(Records from a data source)
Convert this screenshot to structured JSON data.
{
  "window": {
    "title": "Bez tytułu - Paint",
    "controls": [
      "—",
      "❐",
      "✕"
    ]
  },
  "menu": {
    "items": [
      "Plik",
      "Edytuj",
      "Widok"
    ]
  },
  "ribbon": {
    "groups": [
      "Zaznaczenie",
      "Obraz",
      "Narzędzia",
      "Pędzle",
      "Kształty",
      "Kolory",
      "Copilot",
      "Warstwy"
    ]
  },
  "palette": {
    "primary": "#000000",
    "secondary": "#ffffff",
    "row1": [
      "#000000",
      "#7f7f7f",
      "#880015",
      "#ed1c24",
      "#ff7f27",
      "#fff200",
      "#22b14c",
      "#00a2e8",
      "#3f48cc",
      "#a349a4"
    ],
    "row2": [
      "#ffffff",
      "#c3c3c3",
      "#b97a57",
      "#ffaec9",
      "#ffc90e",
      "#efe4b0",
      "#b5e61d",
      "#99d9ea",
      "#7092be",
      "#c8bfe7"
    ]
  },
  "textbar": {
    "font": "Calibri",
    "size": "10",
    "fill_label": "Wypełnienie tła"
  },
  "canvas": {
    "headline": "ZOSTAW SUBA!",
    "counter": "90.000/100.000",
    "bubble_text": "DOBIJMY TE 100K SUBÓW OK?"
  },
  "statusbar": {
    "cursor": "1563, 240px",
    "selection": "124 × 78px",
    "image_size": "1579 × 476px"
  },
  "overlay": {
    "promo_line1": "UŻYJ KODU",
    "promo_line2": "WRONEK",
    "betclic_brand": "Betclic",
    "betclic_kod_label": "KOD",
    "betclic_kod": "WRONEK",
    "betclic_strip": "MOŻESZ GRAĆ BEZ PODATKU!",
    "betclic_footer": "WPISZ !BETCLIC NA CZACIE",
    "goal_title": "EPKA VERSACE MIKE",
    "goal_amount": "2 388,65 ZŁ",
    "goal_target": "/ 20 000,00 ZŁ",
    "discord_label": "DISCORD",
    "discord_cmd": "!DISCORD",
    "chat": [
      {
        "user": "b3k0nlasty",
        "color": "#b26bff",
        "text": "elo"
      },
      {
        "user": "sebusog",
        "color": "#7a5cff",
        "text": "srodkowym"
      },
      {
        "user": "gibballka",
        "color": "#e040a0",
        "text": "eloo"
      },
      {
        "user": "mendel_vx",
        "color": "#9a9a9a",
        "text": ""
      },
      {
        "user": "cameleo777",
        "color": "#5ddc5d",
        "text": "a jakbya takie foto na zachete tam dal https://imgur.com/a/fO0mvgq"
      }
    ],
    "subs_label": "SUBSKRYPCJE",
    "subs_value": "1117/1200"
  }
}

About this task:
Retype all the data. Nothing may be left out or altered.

Expected answer:
Convert this screenshot to structured JSON data.
{
  "window": {
    "title": "Bez tytułu - Paint",
    "controls": [
      "—",
      "❐",
      "✕"
    ]
  },
  "menu": {
    "items": [
      "Plik",
      "Edytuj",
      "Widok"
    ]
  },
  "ribbon": {
    "groups": [
      "Zaznaczenie",
      "Obraz",
      "Narzędzia",
      "Pędzle",
      "Kształty",
      "Kolory",
      "Copilot",
      "Warstwy"
    ]
  },
  "palette": {
    "primary": "#000000",
    "secondary": "#ffffff",
    "row1": [
      "#000000",
      "#7f7f7f",
      "#880015",
      "#ed1c24",
      "#ff7f27",
      "#fff200",
      "#22b14c",
      "#00a2e8",
      "#3f48cc",
      "#a349a4"
    ],
    "row2": [
      "#ffffff",
      "#c3c3c3",
      "#b97a57",
      "#ffaec9",
      "#ffc90e",
      "#efe4b0",
      "#b5e61d",
      "#99d9ea",
      "#7092be",
      "#c8bfe7"
    ]
  },
  "textbar": {
    "font": "Calibri",
    "size": "10",
    "fill_label": "Wypełnienie tła"
  },
  "canvas": {
    "headline": "ZOSTAW SUBA!",
    "counter": "90.000/100.000",
    "bubble_text": "DOBIJMY TE 100K SUBÓW OK?"
  },
  "statusbar": {
    "cursor": "1563, 240px",
    "selection": "124 × 78px",
    "image_size": "1579 × 476px"
  },
  "overlay": {
    "promo_line1": "UŻYJ KODU",
    "promo_line2": "WRONEK",
    "betclic_brand": "Betclic",
    "betclic_kod_label": "KOD",
    "betclic_kod": "WRONEK",
    "betclic_strip": "MOŻESZ GRAĆ BEZ PODATKU!",
    "betclic_footer": "WPISZ !BETCLIC NA CZACIE",
    "goal_title": "EPKA VERSACE MIKE",
    "goal_amount": "2 388,65 ZŁ",
    "goal_target": "/ 20 000,00 ZŁ",
    "discord_label": "DISCORD",
    "discord_cmd": "!DISCORD",
    "chat": [
      {
        "user": "b3k0nlasty",
        "color": "#b26bff",
        "text": "elo"
      },
      {
        "user": "sebusog",
        "color": "#7a5cff",
        "text": "srodkowym"
      },
      {
        "user": "gibballka",
        "color": "#e040a0",
        "text": "eloo"
      },
      {
        "user": "mendel_vx",
        "color": "#9a9a9a",
        "text": ""
      },
      {
        "user": "cameleo777",
        "color": "#5ddc5d",
        "text": "a jakbya takie foto na zachete tam dal https://imgur.com/a/fO0mvgq"
      }
    ],
    "subs_label": "SUBSKRYPCJE",
    "subs_value": "1117/1200"
  }
}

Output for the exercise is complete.